Bank on Buffalo is restoring a piece of local history.
The growing bank is renovating the seventh floor of the Electric Tower. The $2.2 million project will create a regional headquarters for Bank on Buffalo. The restoration will also fulfill a vision the building's owner, Paul Iskalo, has had since his namesake company bought the property 14 years ago.
Iskalo saved the seventh floor for a single tenant, rather than divide up the space among multiple tenants. The floor was once home to offices of the Buffalo General Electric Co., which presided over the electrification of the region. The building later served as Niagara Mohawk's headquarters.
"We have a lot of respect for the space and what it was," said Martin Griffith, the bank's president and CEO. "To retain that was very important."
The Electric Tower occupies a special spot in the downtown skyline. It was inspired by the Pan-American Exposition in 1901. Colorful lights at the top signal holidays and special occasions. On New Year's Eve, revelers gather outside for a ball drop.
Work on the seventh floor has included demolition and new construction, as well as preserving features from the building's distant past. "We were able to save just about every single piece of wood that was up here," said Kevin Sutton, site superintendent for Iskalo Development.
The windows allows ample natural light to shine deep into the building, and offer panoramic views of the city. The competition is visible, too: M&T Center looms outside of what will be Griffith's office.
While the octagonal tower dates to 1912, several floors of wings were added later to the Electric Tower. As a result, portions of the tower's original terra cotta exterior on the seventh floor now face into the expanded building, and will be left exposed in some places.

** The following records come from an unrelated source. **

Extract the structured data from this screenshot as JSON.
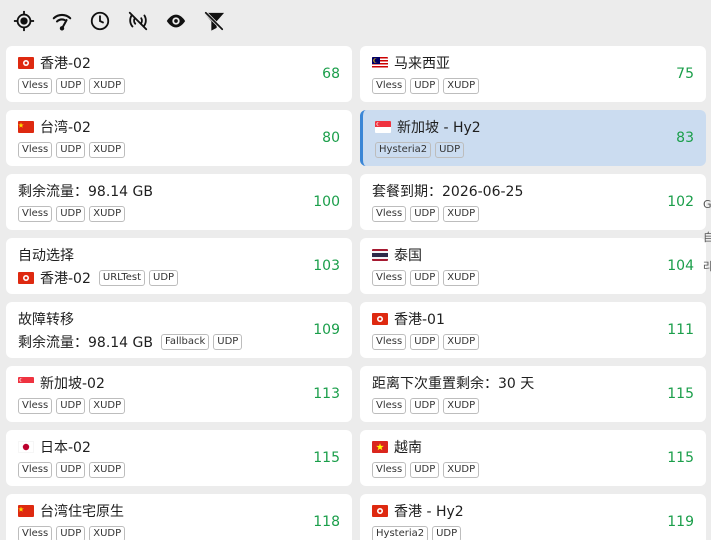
{
  "toolbar": {
    "icons": [
      "locate-icon",
      "wifi-speed-icon",
      "clock-icon",
      "no-signal-icon",
      "eye-icon",
      "filter-off-icon"
    ]
  },
  "colors": {
    "delay": "#1a9e4a",
    "selected_bg": "#cbdcf0",
    "selected_border": "#3a86d6"
  },
  "cards": [
    {
      "flag": "hk",
      "name": "香港-02",
      "tags": [
        "Vless",
        "UDP",
        "XUDP"
      ],
      "delay": "68"
    },
    {
      "flag": "my",
      "name": "马来西亚",
      "tags": [
        "Vless",
        "UDP",
        "XUDP"
      ],
      "delay": "75"
    },
    {
      "flag": "cn",
      "name": "台湾-02",
      "tags": [
        "Vless",
        "UDP",
        "XUDP"
      ],
      "delay": "80"
    },
    {
      "flag": "sg",
      "name": "新加坡 - Hy2",
      "tags": [
        "Hysteria2",
        "UDP"
      ],
      "delay": "83",
      "selected": true
    },
    {
      "flag": "",
      "name": "剩余流量：98.14 GB",
      "tags": [
        "Vless",
        "UDP",
        "XUDP"
      ],
      "delay": "100"
    },
    {
      "flag": "",
      "name": "套餐到期：2026-06-25",
      "tags": [
        "Vless",
        "UDP",
        "XUDP"
      ],
      "delay": "102"
    },
    {
      "flag": "",
      "name": "自动选择",
      "sub_flag": "hk",
      "sub_text": "香港-02",
      "tags": [
        "URLTest",
        "UDP"
      ],
      "delay": "103"
    },
    {
      "flag": "th",
      "name": "泰国",
      "tags": [
        "Vless",
        "UDP",
        "XUDP"
      ],
      "delay": "104"
    },
    {
      "flag": "",
      "name": "故障转移",
      "sub_flag": "",
      "sub_text": "剩余流量：98.14 GB",
      "tags": [
        "Fallback",
        "UDP"
      ],
      "delay": "109"
    },
    {
      "flag": "hk",
      "name": "香港-01",
      "tags": [
        "Vless",
        "UDP",
        "XUDP"
      ],
      "delay": "111"
    },
    {
      "flag": "sg",
      "name": "新加坡-02",
      "tags": [
        "Vless",
        "UDP",
        "XUDP"
      ],
      "delay": "113"
    },
    {
      "flag": "",
      "name": "距离下次重置剩余：30 天",
      "tags": [
        "Vless",
        "UDP",
        "XUDP"
      ],
      "delay": "115"
    },
    {
      "flag": "jp",
      "name": "日本-02",
      "tags": [
        "Vless",
        "UDP",
        "XUDP"
      ],
      "delay": "115"
    },
    {
      "flag": "vn",
      "name": "越南",
      "tags": [
        "Vless",
        "UDP",
        "XUDP"
      ],
      "delay": "115"
    },
    {
      "flag": "cn",
      "name": "台湾住宅原生",
      "tags": [
        "Vless",
        "UDP",
        "XUDP"
      ],
      "delay": "118"
    },
    {
      "flag": "hk",
      "name": "香港 - Hy2",
      "tags": [
        "Hysteria2",
        "UDP"
      ],
      "delay": "119"
    }
  ],
  "edge_fragments": [
    "G",
    "自",
    "라"
  ]
}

Griffith considers the boardroom the floor's "crown jewel," with the original millwork and molding still in place. Plaster in the room required some minor repairs.
The bank was pleasantly surprised by the condition of the floor's doors, knobs, locking mechanisms and hardware. "With very few exceptions, everything was in perfect working order," Griffith said. So the bank kept what worked.
Bank on Buffalo expects work crews will finish the renovations in December. Initially, about 15 people will work on the seventh floor. But the bank expects to keep adding employees, and some of the space on the floor will be set aside for future growth.
The regional headquarters will allow Bank on Buffalo to operate more efficiently, by bringing more employees together in one place, Griffith said. "This is going to be a much needed relief for us, because we do have some people scattered out to our branches."
Bank on Buffalo has nearly 50 employees companywide, and operates four branches, including one on the first floor of the Electric Tower. The bank, a division of Pennsylvania-based CNB Financial, is scouting locations for a fifth branch.
Griffith said the Electric Tower location suits the bank's evolution.
"We recognized part of the reason we took this space is based on our growth and based on our anticipated growth," Griffith said. "If you would have asked me two years ago when we began whether I would even need something close to this, I wouldn't have believed it."